**Exercise requirements**
Give the number of lines in the following entries that contain the word "avatar", with nothing added.

**Stored records**
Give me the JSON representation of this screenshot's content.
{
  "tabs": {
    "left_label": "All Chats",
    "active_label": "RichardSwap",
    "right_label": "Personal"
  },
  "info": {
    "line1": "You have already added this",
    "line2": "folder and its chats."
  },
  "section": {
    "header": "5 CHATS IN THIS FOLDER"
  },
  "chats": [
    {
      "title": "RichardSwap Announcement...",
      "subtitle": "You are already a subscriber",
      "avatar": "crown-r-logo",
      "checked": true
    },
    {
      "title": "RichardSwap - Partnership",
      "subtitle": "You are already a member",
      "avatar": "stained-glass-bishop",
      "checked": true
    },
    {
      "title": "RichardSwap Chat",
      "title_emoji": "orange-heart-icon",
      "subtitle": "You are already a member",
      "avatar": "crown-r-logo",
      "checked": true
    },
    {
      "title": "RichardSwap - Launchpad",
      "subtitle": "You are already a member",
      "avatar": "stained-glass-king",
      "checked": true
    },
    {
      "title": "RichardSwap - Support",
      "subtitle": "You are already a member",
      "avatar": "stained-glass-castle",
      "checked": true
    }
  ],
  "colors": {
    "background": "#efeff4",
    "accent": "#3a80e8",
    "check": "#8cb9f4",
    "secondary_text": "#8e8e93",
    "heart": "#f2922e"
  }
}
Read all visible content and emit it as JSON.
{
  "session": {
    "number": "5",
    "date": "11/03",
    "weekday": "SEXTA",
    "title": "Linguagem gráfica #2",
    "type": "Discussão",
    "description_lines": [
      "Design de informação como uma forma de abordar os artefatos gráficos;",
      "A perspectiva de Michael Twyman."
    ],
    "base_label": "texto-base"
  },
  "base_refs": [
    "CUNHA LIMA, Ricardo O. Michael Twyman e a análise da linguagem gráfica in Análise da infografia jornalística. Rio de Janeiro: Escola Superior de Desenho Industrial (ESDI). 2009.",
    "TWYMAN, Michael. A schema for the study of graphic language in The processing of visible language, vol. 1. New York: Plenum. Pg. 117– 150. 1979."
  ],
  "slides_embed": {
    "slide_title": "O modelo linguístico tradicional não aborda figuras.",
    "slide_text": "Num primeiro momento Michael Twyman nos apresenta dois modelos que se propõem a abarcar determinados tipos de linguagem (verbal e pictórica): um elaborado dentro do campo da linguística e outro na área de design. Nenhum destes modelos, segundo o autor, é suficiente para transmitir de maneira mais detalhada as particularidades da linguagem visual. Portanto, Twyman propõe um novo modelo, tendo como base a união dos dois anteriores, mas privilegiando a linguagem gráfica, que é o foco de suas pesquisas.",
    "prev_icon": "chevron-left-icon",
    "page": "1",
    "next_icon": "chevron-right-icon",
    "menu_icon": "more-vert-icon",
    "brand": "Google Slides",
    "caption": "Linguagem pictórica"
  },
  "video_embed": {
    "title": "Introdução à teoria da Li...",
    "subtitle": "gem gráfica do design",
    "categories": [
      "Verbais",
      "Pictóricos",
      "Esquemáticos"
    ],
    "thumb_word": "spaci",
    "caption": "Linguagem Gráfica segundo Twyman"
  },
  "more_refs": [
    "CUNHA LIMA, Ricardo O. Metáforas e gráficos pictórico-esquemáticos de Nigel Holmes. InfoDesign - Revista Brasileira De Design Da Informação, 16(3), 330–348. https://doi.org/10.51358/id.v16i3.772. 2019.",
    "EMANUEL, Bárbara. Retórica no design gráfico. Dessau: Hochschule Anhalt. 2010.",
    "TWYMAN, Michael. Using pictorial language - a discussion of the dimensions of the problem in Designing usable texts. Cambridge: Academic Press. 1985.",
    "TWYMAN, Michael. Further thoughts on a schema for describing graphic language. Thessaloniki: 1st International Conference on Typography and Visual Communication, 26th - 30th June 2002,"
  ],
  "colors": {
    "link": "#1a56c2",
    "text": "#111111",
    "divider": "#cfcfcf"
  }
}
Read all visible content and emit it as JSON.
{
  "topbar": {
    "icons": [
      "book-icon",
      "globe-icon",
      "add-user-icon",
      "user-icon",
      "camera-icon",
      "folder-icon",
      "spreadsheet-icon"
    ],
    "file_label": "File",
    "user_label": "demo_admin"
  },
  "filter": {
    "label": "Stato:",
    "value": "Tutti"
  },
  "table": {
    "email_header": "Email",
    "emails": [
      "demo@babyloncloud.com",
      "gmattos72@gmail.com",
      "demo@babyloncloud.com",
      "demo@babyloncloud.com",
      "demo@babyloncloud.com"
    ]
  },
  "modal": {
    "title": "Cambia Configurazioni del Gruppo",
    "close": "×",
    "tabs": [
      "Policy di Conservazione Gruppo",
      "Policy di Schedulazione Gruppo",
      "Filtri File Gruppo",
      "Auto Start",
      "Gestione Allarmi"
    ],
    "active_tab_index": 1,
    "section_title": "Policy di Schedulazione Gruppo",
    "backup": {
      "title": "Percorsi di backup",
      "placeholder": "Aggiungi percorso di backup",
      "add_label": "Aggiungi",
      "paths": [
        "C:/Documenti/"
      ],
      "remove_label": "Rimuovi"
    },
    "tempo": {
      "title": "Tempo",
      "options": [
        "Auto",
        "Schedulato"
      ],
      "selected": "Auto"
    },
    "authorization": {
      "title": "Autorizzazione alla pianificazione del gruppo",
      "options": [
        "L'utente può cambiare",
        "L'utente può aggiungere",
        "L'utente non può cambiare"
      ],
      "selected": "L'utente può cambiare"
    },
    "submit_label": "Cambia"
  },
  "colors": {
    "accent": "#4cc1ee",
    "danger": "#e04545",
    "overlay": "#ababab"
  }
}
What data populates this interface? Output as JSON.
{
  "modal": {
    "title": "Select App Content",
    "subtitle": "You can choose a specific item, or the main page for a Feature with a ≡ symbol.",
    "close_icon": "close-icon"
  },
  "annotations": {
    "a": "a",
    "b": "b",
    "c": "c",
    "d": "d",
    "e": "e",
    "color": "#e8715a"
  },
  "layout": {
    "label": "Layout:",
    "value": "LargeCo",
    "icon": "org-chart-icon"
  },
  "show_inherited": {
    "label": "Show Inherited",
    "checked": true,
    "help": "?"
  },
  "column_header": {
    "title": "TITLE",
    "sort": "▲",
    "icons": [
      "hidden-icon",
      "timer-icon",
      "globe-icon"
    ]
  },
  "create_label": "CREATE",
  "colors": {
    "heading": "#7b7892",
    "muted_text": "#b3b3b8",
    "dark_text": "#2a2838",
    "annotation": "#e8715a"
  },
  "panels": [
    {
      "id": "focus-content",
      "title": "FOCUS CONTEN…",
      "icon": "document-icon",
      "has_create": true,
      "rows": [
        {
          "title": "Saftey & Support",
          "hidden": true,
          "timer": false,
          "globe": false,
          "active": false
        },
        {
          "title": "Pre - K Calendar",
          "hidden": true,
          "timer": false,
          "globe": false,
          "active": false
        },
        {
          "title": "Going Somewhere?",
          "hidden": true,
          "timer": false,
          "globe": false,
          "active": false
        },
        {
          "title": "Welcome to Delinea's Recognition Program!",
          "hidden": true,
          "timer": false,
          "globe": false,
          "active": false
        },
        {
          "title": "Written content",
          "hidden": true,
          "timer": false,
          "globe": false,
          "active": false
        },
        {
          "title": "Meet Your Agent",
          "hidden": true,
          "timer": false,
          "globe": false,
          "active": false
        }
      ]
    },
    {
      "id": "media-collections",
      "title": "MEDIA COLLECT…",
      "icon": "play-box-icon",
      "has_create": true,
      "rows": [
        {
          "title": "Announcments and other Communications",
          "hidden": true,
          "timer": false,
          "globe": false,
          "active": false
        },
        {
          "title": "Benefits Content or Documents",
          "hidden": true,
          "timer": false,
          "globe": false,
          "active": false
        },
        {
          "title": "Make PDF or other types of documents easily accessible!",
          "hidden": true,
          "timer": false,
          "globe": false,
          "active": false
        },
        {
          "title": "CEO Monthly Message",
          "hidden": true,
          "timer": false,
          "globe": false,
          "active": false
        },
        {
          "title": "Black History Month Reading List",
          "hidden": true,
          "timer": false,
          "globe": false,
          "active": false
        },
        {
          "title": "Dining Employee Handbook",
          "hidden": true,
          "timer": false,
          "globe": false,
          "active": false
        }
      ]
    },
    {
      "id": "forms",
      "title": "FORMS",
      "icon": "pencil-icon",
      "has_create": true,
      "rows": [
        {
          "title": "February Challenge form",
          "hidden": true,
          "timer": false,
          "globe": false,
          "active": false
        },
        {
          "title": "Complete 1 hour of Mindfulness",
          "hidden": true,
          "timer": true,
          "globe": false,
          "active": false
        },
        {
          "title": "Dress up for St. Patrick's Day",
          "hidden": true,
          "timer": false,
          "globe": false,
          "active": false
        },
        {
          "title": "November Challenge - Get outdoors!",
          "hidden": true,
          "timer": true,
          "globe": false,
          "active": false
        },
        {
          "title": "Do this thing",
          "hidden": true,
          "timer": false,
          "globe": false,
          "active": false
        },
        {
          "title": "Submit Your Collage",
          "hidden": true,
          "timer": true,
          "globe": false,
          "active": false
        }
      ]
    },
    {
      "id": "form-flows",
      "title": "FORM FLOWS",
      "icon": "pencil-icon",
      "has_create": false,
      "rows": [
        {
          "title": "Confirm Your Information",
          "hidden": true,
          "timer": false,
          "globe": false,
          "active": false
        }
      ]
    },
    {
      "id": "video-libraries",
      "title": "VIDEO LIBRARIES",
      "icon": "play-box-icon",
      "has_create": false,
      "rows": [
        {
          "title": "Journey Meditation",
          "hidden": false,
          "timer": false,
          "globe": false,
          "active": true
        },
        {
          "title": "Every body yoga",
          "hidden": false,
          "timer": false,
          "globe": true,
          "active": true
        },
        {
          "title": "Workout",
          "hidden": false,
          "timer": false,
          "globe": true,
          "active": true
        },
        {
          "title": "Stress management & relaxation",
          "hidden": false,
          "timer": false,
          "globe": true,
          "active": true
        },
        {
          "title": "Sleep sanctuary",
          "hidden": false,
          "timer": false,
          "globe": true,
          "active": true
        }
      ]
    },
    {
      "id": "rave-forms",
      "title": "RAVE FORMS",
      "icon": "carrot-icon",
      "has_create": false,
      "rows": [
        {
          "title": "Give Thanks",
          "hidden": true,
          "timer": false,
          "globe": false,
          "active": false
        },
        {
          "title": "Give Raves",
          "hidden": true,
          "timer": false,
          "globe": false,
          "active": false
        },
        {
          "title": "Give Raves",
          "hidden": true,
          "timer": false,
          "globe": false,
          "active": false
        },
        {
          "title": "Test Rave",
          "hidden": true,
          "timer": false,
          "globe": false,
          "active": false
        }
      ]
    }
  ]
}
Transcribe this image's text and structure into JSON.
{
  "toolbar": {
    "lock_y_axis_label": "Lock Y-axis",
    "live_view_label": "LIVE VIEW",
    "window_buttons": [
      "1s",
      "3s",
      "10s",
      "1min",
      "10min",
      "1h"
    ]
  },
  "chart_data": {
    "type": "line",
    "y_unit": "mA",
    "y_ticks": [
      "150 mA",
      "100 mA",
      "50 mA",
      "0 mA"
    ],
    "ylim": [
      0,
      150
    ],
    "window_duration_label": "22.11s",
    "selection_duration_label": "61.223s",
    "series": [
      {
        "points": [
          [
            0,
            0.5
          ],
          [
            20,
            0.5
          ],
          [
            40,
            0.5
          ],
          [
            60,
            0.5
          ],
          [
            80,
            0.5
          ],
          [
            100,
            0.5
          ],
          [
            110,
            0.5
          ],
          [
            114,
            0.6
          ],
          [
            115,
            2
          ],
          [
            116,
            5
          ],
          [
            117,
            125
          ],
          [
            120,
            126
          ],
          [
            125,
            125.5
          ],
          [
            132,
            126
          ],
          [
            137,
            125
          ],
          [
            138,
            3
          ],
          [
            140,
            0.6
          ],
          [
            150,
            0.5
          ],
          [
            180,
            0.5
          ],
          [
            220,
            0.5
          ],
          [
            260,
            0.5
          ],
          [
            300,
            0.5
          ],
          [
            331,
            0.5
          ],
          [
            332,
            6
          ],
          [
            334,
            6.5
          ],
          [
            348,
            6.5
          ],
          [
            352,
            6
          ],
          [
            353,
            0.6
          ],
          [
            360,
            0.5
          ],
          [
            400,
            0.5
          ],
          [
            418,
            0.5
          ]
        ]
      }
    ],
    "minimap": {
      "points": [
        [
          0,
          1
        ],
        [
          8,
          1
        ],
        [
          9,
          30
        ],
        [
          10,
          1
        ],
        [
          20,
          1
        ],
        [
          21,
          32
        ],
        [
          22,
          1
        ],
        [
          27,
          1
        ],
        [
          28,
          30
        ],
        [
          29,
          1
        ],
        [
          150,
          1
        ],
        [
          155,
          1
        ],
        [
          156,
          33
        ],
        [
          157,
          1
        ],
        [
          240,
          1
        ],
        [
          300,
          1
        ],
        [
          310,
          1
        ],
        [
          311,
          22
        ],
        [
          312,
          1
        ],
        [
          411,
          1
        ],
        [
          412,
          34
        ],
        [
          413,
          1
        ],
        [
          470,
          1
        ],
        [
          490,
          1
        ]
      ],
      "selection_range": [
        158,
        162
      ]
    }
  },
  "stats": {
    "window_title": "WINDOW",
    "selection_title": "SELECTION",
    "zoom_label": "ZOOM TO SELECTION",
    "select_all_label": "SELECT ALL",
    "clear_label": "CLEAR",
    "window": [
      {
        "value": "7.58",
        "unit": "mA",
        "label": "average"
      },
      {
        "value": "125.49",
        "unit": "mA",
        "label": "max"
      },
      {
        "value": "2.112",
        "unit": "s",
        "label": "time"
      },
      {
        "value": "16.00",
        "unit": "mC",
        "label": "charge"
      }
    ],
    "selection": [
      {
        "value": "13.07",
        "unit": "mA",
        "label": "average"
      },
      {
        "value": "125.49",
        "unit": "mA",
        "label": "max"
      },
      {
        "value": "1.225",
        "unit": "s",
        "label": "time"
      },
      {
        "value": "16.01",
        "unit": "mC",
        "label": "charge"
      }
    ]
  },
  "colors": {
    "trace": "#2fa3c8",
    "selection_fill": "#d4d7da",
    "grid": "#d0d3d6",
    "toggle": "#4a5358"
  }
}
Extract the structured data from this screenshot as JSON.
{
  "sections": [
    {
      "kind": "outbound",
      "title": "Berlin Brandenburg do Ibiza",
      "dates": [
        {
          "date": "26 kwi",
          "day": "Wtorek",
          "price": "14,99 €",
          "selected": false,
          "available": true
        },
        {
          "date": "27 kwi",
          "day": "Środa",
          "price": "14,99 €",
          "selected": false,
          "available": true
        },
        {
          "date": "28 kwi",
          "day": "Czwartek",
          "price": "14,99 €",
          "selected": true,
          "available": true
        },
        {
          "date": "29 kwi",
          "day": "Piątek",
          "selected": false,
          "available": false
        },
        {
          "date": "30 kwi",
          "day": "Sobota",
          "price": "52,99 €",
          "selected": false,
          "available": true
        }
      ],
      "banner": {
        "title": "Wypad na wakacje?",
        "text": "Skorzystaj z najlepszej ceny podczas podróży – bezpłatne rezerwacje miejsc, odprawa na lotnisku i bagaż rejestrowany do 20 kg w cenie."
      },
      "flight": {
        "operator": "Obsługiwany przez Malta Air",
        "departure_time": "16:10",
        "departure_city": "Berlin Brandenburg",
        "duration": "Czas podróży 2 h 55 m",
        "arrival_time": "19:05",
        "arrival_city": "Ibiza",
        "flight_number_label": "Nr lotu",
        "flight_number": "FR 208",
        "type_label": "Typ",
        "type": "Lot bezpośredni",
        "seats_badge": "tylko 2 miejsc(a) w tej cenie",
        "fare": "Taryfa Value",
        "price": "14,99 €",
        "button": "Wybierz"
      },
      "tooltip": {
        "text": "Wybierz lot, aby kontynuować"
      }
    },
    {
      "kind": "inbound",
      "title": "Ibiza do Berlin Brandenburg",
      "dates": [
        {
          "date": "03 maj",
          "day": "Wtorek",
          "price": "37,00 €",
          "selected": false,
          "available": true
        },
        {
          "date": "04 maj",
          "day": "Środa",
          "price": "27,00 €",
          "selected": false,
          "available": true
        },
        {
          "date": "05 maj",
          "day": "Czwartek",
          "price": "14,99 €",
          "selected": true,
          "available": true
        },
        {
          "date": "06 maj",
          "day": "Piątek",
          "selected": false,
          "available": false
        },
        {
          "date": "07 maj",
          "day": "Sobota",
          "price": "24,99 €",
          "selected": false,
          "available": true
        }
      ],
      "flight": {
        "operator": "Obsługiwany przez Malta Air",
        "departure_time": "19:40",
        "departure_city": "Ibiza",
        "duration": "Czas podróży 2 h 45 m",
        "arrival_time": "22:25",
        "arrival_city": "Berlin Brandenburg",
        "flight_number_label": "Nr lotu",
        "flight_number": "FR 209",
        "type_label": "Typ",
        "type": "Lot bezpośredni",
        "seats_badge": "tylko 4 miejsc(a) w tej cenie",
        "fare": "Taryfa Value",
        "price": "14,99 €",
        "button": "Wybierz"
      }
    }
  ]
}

**Task answer**
5